## Task brief
Copy out all lines of the records in which the word "APNs" appears.

## Data for the task
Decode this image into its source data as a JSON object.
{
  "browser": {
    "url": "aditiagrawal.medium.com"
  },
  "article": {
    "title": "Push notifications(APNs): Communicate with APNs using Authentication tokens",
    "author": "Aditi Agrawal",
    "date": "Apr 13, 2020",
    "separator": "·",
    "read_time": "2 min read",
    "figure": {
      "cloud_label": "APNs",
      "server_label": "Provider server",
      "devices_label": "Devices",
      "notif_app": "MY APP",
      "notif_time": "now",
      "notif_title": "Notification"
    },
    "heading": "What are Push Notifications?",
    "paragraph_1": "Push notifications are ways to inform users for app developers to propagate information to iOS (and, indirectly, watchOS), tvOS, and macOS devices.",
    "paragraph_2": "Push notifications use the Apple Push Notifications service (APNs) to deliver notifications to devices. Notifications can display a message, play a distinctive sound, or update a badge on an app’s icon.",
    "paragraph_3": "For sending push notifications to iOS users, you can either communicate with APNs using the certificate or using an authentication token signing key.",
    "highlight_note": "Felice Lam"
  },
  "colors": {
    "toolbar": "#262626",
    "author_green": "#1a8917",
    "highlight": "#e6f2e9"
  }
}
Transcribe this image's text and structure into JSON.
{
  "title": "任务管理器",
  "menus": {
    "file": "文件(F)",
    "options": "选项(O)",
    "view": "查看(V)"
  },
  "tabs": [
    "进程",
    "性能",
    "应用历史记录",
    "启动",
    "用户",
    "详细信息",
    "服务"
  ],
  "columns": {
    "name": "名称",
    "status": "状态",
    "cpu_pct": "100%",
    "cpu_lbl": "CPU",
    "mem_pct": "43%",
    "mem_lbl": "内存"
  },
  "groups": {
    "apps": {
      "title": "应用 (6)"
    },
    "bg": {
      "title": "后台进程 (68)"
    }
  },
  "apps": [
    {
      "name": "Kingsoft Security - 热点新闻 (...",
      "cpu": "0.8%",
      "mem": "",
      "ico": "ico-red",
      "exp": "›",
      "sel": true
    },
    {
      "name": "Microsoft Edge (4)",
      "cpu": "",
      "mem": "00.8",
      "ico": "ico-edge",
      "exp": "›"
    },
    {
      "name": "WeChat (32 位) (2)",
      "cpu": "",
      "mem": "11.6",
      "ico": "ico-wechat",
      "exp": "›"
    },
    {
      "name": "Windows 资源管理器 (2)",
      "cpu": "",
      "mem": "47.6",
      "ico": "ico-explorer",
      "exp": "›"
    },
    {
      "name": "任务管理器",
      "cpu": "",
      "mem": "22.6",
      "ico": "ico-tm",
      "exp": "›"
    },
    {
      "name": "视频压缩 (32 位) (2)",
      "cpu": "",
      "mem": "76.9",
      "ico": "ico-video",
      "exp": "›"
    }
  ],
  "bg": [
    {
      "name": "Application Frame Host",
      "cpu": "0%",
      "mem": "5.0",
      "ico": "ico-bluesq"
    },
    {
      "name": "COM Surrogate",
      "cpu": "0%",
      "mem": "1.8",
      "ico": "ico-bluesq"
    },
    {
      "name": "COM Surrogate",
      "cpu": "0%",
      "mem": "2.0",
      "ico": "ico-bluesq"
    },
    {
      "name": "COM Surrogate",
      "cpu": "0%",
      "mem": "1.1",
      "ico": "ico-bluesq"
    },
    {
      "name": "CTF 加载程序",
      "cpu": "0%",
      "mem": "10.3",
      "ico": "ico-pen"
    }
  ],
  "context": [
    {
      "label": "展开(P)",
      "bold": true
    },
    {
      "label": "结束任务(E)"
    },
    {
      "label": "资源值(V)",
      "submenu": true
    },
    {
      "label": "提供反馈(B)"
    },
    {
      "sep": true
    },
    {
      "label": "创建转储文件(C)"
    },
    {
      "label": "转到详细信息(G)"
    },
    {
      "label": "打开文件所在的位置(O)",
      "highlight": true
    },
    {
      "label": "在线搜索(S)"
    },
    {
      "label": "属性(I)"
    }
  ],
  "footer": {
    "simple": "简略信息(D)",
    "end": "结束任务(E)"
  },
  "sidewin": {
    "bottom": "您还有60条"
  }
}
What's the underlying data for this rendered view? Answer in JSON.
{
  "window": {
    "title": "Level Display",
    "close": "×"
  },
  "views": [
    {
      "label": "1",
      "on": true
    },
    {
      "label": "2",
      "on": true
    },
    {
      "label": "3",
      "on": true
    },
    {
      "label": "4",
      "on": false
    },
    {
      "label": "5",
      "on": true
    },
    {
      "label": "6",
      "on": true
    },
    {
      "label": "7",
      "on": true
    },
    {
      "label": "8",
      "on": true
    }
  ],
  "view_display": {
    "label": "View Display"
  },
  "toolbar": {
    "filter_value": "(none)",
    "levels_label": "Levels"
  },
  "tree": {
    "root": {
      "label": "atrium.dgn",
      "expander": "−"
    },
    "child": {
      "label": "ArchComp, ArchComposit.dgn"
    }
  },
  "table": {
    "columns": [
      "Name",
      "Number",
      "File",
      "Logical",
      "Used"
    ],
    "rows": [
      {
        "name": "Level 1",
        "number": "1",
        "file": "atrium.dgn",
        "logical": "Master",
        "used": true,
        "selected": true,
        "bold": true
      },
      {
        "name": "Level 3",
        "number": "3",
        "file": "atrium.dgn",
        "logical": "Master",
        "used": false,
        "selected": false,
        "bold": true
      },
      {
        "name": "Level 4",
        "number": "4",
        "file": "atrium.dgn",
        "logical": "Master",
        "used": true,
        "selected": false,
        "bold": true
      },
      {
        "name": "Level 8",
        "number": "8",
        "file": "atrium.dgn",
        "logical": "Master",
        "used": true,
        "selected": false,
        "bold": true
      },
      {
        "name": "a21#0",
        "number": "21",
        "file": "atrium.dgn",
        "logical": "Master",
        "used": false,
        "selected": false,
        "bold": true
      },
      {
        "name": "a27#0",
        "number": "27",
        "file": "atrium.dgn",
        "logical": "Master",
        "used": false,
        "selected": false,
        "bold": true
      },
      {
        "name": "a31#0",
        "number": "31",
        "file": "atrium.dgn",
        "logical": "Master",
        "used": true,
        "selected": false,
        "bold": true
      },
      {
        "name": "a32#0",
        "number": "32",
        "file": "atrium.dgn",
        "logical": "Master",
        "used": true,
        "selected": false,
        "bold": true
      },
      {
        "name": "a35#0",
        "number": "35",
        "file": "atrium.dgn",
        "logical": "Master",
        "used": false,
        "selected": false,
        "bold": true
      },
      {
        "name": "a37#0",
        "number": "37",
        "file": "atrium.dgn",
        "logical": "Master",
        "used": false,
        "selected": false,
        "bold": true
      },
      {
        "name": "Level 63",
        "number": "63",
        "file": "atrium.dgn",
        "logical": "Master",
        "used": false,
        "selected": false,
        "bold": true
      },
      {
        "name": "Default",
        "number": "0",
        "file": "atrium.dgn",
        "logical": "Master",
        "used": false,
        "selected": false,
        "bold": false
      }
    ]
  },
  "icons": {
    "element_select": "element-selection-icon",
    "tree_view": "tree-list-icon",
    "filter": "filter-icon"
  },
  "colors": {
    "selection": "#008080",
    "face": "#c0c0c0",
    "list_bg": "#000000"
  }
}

## Task result
    "title": "Push notifications(APNs): Communicate with APNs using Authentication tokens",
      "cloud_label": "APNs",
    "paragraph_2": "Push notifications use the Apple Push Notifications service (APNs) to deliver notifications to devices. Notifications can display a message, play a distinctive sound, or update a badge on an app’s icon.",
    "paragraph_3": "For sending push notifications to iOS users, you can either communicate with APNs using the certificate or using an authentication token signing key.",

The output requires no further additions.